Constructed Response Frame SEE OrganizerDirections: The acronym SEE stands for Statement, Examples, and Explanation. This is one way that you can remember what to put in your constructed responses.Statement I (would like, would not like) to own and train sled dogs.Examples Text Example 1: Text Example 2: Text Example 3:Explanation (Explain how your examples relate back to your answer) From The Forest AND the Trees by Emily Kissner
What Is A Tsunami? Do you like to play in waves at the beach? If so, you know that somewaves are big, and some are small. But there are waves that are bigger thanany you might see on a regular day at the beach. These waves are calledtsunamis. What causes tsunamis? They are not regular ocean waves. A tsunami isa huge wave that is caused by an earthquake at sea. When an earthquakecauses the sea floor to rise or drop, water is displaced. This makes a wavethat can travel for many miles in the ocean. As the water becomes shallowclose to the land, the wave becomes huge. Tsunamis can have terrible effects. The great wave of water crashesupon the coast with huge force. This force can knock over buildings, teardown forests, and even destroy entire towns and villages. Tsunamis can bedeadly and kill many people.
Tsunami Open-Ended ResponseWhat are some effects of a tsunami? Support your answerwith two specific details from the text. Tsunami Open-Ended ResponseWhat are some effects of a tsunami? Support your answerwith two specific details from the text.A tsunami has many effects. For example,
.Another effect is . Finally, . Emily Kissner 2011
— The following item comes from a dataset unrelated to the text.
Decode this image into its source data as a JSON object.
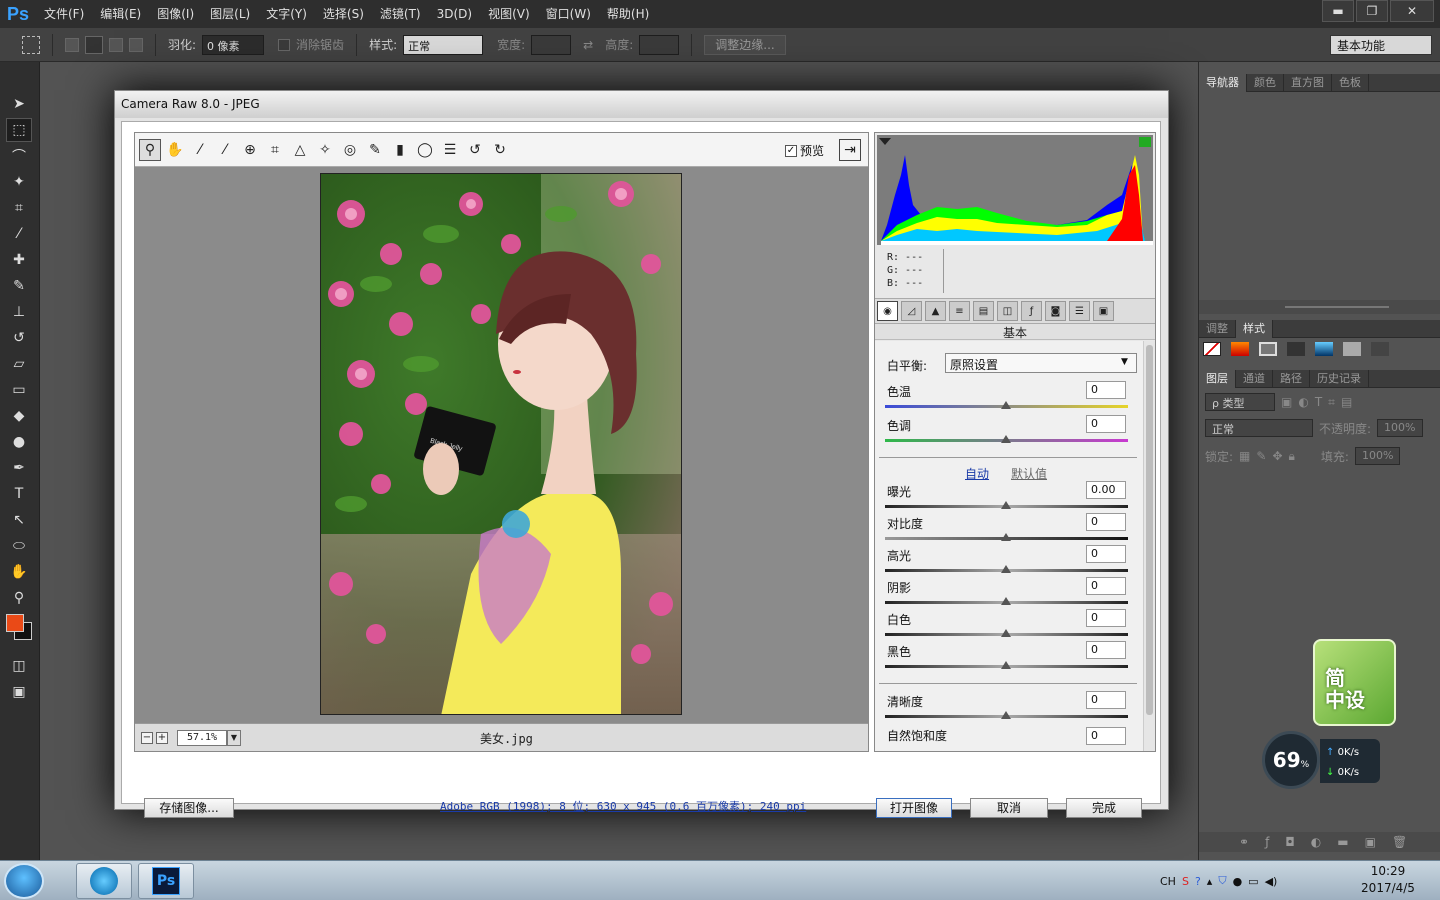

Literature Circle QuestionsAnytime QuestionsA1. Choose a character. Identify at least two traits of that character. Be sure to cite specific evidence from the text to support your details.A2. Choose a favorite sentence or quote from what you have read so far. Be ready to explain how it is important to the reading and why you like it.A3. Find an example of dialogue that shows what a character is like. Explain how the dialogue shows the character’s traits.A4. Which character in this book is the most like you? Why?A5. Share an inference that you made. Explain the text details and background knowledge that helped you to make the inference.A6. Find a word or phrase that is tricky to understand. Explain what the word or phrase means. (Be sure to write down the page number.)Questions for the beginning of a bookB1. What is the setting (time and place) of your book? Which setting details are the most interesting to you?B2. How does the author begin the book? Is it an effective introduction? Be ready to explain your ideas.B3. Why is the conflict in this book? What guesses do you have for how it will be resolved?Questions for the middle of a bookC1. What is the main problem in the book? How is the character attempting to solve it?C2. Find a place where you agree or disagree with a character’s decision. Explain the event, and your feelings about it.C3. Find some details that describe the setting. How is it important to the story? Would the story be different in a different time and place?C4. Choose a character who is not the main character. How is this character important to the story. What role do they play? Would the story be different without this character?Questions for the end of a bookD1. Discuss the theme of the book. What is the big message? Why do you think this?D2. Choose a character who changed—either in emotions, traits, or attitudes. How did the character change? Why was this important?D3. How is the conflict resolved?D4. What is the most important event from the book? Why do you think that this is important? Emily Kissner 2011